- Requirement
Using the records provided below, locate and copy each line that contains the word "Minoriテストサブライヤ".
- Opening Delimiter -
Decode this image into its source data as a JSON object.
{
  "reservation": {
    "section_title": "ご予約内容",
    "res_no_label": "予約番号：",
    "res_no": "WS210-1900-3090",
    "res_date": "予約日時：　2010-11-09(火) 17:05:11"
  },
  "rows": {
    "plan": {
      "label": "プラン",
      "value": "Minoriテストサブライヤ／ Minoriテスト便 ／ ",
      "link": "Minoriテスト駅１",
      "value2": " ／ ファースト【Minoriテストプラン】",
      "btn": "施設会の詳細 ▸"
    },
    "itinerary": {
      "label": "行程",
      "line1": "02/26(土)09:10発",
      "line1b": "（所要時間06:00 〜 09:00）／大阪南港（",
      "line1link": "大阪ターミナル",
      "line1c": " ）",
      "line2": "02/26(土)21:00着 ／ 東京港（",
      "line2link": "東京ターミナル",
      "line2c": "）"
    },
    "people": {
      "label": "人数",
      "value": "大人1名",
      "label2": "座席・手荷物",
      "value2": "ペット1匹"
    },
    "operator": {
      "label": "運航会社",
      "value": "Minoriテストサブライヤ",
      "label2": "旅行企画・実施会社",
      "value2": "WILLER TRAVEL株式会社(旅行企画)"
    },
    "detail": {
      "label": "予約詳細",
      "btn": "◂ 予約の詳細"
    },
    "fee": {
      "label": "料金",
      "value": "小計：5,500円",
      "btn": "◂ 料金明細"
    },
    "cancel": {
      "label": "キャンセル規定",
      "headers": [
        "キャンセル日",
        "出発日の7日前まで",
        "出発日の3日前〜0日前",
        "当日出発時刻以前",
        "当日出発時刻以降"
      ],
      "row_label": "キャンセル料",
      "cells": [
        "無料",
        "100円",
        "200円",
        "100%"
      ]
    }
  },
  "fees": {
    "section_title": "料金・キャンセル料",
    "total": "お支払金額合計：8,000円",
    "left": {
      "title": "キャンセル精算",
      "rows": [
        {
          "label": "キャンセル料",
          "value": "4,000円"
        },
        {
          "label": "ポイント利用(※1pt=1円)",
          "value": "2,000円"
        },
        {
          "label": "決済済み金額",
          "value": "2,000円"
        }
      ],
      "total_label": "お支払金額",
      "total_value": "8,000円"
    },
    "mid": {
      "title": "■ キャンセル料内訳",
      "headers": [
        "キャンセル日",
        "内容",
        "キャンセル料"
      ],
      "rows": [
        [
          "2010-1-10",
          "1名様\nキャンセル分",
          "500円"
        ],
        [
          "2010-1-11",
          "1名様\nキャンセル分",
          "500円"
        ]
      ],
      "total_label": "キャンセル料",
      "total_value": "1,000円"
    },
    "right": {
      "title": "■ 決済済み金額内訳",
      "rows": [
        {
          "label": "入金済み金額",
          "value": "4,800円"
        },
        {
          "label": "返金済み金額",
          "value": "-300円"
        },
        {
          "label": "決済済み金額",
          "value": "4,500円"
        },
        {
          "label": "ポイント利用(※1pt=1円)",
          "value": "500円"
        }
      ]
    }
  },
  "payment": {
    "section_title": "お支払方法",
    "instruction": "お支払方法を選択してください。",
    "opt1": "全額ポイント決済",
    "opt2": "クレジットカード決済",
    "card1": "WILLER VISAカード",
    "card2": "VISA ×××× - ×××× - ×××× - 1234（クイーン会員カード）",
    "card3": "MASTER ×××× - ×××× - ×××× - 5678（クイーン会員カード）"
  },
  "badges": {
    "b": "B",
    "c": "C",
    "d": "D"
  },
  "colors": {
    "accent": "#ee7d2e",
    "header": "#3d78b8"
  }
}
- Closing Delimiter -
- Worked solution
      "value": "Minoriテストサブライヤ／ Minoriテスト便 ／ ",
      "value": "Minoriテストサブライヤ",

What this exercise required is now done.